Caroline Bird’s argument against postsecondary education is incorrect, specifically her beliefs that students are exposed to too many options and graduates only desire jobs that save people. First, Caroline Bird shares her belief that “a college experience that piles option on option …merely adds to the contemporary nightmare.” Although too many options are sometimes overwhelming, limiting choices would also create undue pressure for students. For instance, as a student, I am exposed to several options: what classes I should take, what major I should major in, what professors I should take, etc. This allows me control over my education, so I can avoid being pressured into a class or a major that is not right for me. As a matter of fact, author Virginia N. Gordon found statistical evidence that about 75 percent of students change their major at least once before graduation (Freedman).
I was so afraid of reporting my teacher to the principal, ultimately due to my underlying self esteem issues and embarrassment. Referring to the article written by Robert Brooks, Ph.D, “How can teachers foster self-esteem in children?”, he emphasizes that a basic component of high self esteem is having control over the different areas in your life. (Brooks, 2016). Relating this back to me, I now realize the reason for my lower self esteem is because I felt like I didn’t have any control over the situations that were going on. Furthermore, a study completed by the Oxford university also yielded the same results, “racial microaggressions have damaging impacts on the emotional health of racial and ethnic minority young adults” (Cuellar, Matthew J., Forrest-Bank, Shandra S., 2018).

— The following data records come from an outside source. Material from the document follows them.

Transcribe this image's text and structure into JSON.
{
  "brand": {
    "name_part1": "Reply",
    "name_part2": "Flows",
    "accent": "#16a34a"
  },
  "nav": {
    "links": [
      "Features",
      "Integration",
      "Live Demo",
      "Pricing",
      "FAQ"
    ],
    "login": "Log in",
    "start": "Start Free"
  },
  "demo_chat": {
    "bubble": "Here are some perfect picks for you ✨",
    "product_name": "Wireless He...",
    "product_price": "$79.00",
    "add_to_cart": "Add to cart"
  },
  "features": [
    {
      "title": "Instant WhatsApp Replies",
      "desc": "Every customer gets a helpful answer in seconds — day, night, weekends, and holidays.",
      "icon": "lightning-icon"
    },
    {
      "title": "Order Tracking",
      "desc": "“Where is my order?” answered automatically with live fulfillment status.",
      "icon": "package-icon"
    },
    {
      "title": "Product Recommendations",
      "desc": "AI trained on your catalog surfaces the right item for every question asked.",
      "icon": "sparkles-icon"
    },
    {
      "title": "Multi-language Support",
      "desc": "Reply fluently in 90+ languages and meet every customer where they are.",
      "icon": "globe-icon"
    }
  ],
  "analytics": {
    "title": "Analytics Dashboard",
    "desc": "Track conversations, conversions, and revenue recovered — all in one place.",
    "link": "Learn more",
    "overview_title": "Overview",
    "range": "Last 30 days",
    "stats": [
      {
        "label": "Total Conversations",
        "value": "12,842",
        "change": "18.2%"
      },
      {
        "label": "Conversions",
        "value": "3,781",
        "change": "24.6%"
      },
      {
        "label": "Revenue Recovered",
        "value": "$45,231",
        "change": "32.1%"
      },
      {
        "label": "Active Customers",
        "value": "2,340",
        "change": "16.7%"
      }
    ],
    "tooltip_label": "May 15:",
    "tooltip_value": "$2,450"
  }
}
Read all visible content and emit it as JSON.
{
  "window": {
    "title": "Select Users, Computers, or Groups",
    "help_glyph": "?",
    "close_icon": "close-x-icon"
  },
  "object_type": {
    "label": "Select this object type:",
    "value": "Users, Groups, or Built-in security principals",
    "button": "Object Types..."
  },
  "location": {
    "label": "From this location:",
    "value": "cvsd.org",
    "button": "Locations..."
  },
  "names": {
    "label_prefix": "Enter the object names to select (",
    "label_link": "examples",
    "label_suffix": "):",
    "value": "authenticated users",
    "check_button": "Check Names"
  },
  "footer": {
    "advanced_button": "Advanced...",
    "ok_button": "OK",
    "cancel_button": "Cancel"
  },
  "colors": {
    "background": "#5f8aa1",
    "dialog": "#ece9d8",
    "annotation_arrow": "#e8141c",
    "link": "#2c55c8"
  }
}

After reading Miguel and Valencia’s “From the treaty of Guadalupe Hidalgo to Hopwood,” I was shocked to find how Mexican Americans were treated in American students. I was expect poor treatment from our discussions in class as well as other readings, but after reading what the authors reported, including schools failing to address learning issues and pushing kids instead into economic mobility, I am deeply troubled I was not made aware of this sooner. Along with segregation on race basis, I would argue the struggles of Mexican American students was the greatest struggle for education equality in the 20th century, though the struggles gone through by other minorities surely should be discounted or overlooked. I found the role of religious institutions
Welcome to the age of testing, where standardized tests reign supreme in the classroom. Today, schools religiously use standardized tests as a tool to measure success. Every year a new set of standards are released because the test scores the year before were not adequate. Leaving teachers and students under pressure to perform better. The pressure to do so well has led to cheating scandals and school districts scores being eliminated.
In order to meet racial admission quotas, a school may admit a student who does not necessarily meet all the requirements. These students have the potential to succeed, but quickly become discouraged in the demanding programs (Sander 6). Use of an affirmative action program “tantalizes unprepared students with the promise of a [...] degree and all of the opportunities that it offers,” (Justice Powell qtd. in Chingos par. 3).